Back to News & Blogs
4.4 min read|
Rapid Video Response

Victim Support: Face-to-Face Versus Rapid Video Response

As the digital age is well and truly underway, we have entered a time of transition where selected roles and tasks are being performed online, but this tectonic shift can be a challenge to become widely accepted. Whilst some industries are grappling with this change, some are realising the benefit of instant communication and its time and money saving effectiveness. Law enforcement and victim support is traditionally a face-to-face role, but as we uncover in this article, remote communication can benefit victims, officers and support staff for a number of reasons.

In a Cambridge Journal of Evidence-Based Policing study, a team of experts carried out an investigation into the effectiveness of Rapid Video Response (RVR) versus Business As Usual (BAU) when responding to domestic abuse calls. The research was conducted during the pandemic in 2021, and took place in Kent, UK, a large county with a population of nearly 2 million people.

In this article, we review the results of the Cambridge study, the police departments that have already implemented RVR and a tamper evident solution that has multiple use cases in law enforcement.

The Results of the Cambridge Study

Published in 2022, this study was conducted by randomly assigning callers to either a uniformed police officer on a video call or to a regular ‘Business As Usual’ officer, requiring the officer to travel to the victim.

The first most striking result shows that response to the victims was 656 times faster from the video call (3 minutes) compared to the deployment of an officer in a car (1969 minutes).

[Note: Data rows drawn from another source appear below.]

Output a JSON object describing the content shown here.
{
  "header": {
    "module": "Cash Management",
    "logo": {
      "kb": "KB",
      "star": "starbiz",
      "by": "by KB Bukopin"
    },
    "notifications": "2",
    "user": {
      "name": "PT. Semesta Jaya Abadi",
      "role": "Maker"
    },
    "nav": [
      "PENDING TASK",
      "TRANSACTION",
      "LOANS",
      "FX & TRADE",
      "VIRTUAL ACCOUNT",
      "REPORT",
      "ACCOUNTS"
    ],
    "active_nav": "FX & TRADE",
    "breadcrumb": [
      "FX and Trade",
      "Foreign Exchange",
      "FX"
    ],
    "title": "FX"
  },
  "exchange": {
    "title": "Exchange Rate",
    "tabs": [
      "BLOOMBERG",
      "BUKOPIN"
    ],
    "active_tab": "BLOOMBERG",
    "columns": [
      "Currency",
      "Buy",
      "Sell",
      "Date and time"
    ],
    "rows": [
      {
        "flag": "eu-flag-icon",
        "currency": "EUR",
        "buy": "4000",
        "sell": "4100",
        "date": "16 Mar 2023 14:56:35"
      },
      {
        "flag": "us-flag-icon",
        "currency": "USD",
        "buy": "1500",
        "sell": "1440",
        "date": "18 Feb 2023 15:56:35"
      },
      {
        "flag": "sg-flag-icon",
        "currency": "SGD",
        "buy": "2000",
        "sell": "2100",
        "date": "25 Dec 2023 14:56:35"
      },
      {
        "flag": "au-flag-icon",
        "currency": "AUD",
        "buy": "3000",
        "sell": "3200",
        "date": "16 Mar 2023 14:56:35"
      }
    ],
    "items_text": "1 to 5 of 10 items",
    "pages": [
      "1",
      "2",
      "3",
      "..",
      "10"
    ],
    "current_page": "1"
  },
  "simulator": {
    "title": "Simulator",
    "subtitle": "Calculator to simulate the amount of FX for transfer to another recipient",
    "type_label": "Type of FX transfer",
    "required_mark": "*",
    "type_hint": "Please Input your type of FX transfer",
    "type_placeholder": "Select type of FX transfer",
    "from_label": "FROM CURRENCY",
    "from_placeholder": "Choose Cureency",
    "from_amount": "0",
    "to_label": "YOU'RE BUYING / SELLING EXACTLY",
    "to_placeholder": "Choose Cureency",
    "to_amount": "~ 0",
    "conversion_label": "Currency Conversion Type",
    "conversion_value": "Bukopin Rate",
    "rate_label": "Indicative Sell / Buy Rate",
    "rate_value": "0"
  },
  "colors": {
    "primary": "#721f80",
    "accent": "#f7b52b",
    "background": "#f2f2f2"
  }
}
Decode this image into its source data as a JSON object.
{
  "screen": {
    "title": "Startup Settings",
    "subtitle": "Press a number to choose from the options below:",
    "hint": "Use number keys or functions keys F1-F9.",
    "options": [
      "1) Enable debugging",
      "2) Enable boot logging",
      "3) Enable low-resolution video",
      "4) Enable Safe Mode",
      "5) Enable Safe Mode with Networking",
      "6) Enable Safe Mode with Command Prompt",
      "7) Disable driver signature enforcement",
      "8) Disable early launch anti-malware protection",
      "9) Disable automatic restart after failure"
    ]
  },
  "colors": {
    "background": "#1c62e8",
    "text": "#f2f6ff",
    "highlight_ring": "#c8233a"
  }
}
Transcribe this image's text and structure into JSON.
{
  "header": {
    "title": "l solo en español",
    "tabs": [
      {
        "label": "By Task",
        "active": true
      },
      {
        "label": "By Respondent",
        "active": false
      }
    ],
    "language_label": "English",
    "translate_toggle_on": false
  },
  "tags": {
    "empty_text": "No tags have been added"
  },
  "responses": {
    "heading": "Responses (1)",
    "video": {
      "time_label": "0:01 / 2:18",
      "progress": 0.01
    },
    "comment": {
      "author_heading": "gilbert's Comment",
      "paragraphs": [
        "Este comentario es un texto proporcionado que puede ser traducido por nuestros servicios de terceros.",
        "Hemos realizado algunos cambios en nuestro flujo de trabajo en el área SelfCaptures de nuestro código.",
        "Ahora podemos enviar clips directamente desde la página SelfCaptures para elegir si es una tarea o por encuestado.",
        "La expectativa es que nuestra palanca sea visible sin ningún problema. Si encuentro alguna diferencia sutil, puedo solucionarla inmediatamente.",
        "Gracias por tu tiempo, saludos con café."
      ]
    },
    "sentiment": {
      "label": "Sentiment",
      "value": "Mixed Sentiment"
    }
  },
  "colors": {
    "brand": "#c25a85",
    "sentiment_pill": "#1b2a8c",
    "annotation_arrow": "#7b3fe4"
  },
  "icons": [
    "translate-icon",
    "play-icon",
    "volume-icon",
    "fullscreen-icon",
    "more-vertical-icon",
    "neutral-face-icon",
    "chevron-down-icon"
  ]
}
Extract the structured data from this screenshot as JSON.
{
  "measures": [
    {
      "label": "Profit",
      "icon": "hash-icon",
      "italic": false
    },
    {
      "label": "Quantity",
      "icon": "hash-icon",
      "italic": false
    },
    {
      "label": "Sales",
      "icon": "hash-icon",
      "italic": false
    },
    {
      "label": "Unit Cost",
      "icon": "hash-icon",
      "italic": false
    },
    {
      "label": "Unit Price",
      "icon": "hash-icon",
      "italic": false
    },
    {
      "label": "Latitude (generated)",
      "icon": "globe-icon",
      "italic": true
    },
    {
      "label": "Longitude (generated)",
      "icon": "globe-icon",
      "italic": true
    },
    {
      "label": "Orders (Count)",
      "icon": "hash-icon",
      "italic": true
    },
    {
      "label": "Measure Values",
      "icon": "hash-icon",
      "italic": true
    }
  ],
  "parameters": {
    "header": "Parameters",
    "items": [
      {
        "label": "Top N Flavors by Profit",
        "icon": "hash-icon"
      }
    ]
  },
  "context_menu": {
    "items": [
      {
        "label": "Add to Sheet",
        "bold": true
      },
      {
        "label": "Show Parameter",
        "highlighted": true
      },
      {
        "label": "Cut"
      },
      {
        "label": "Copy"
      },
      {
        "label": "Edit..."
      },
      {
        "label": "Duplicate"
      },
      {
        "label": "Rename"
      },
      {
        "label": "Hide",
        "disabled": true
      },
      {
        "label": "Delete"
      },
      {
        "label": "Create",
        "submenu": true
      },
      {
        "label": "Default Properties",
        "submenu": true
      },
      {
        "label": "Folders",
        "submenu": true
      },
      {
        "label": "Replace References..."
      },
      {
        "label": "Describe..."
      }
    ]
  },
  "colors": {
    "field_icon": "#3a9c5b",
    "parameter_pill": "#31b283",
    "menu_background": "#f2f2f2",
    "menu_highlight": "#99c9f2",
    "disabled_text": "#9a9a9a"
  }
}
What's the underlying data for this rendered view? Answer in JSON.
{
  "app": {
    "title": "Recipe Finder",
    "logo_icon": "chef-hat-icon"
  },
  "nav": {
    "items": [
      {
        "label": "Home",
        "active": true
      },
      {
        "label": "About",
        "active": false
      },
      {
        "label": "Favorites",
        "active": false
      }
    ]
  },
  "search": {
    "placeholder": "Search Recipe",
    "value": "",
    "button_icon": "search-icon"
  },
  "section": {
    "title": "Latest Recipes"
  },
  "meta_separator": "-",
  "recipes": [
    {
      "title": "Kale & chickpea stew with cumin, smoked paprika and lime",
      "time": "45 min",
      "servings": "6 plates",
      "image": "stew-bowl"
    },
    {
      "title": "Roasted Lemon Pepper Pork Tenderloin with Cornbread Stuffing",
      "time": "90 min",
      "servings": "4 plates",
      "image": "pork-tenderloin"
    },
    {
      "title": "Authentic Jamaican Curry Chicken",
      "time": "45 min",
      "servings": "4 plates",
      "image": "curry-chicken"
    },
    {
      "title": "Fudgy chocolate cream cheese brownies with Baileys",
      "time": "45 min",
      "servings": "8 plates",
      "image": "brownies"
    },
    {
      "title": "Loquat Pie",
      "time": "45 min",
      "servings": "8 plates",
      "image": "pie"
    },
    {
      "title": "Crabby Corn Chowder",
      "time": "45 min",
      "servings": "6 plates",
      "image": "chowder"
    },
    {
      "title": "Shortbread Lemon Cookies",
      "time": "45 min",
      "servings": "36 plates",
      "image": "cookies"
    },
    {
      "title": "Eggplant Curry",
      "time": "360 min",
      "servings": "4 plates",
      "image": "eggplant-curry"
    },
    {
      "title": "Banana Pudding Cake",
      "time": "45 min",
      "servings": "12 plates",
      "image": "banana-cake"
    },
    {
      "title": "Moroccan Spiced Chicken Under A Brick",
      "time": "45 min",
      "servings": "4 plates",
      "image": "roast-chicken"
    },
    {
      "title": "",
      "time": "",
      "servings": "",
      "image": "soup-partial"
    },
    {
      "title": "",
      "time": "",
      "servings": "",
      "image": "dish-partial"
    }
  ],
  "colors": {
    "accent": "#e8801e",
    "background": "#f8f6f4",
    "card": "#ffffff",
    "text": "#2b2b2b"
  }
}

Not only was the response time quicker, the satisfaction of the victims was higher from the RVR at 89% compared to only 78% for BAU. The drop in dissatisfaction from the BAU group is potentially caused by the severe delays some victims experienced.

Unsurprisingly, due to the fast response times, RVR had a 50% increase in arrest rates compared to BAU.

In the conclusion of the paper, it is noted that ‘RVR helped domestic abuse victims far more rapidly than BAU’. As a result of this success, the Kent Police have integrated RVR as part of their response offering to victims of abuse.

Benefitting both the public and the police

Although video calling has yet to become a mainstay of response in law enforcement, it is evident that there are many benefits to both the police and the public they serve.

Increased confidence in policing & law enforcement

Making Rapid Video Response Part of the Law Enforcement Toolkit

Many forms of engagement with the public by Law Enforcement Agencies can be supplemented, if not replaced, by online video interviews. If the results shown in the Rapid Video Response were extrapolated across other types of crime and incidents we can only imagine the incredible way that it would help departments and agencies that are needing to do more for less.

With a society that has become more transient due to the nature of employment and leisure, the ability to remotely interview any witness or victim of any type of crime will rapidly lead to better investigative outcomes. Victims or witnesses can perform the interview in their own home at a time that suits them, instead of a law enforcement officer tying up their time to travel to and from their address.

The borderless nature of modern crime can also often lead to the need for departments and agencies to collaborate over distance. At least with remote video interviews, interested parties, such as intelligence or investigative teams, and supporting personnel such as translators, can join, observe and contribute to the interview remotely.

So what is the right tool for the job, as not all online video communication tools are the same. Should departments and agencies use solutions that have been designed to suit hundreds of different use cases or are there software tools that can meet the needs of law enforcement more effectively?

MeaConnexus – The Right Tool for the Right Job

Designed specifically for law enforcement and the investigative use case, MeaConnexus is a simple to use, secure and tamper evident solution that allows law enforcement to manage their interview evidence and information easily and effectively.

Digital disinformation and the likelihood of legal challenge on digital evidence is becoming an ever increasing threat due to the growing prevalence of generative Artificial Intelligence. How long will it be before legal representation starts to challenge the authenticity of digital evidence?

MeaConnexus, built using blockchain technology, has been designed to counter this threat and make it easy for all parties to prove the authenticity of the video interview content. It provides the level of evidential integrity that you would expect from conducting a physical face to face interview.

With in-built features that replicate law enforcement investigations digitally, MeaConnexus was designed to make interview content easy to find, analyse and annotate. Including features like silent observers (remote two way mirror to the interview room) and automatic transcription, Mea Connexus is the NIST and CJIS compliant way to make your law enforcement investigations more effective.

Learn more about MeaConnexus and its applications in law enforcement via our website:

Ready to try MeaConnexus out? Get in touch to book a demo or start your free trial today:

Recent Posts

  • In the complex modern workplace, one often-overlooked aspect that weaves its way into everyday decisions is unconscious bias. Like a [...]

    Views: 91
  • The Future of Cybersecurity in Digital Transformation

    How can businesses preserve cybersecurity where constant digital evolution, and utilising new technologies, is the key to staying competitive? As [...]

    Views: 430
  • Creating Inclusive Workplaces for Autistic Individuals

    In recent years, there has been a growing recognition of the importance of diversity and inclusion (D&I) in the workplace. [...]

    Views: 989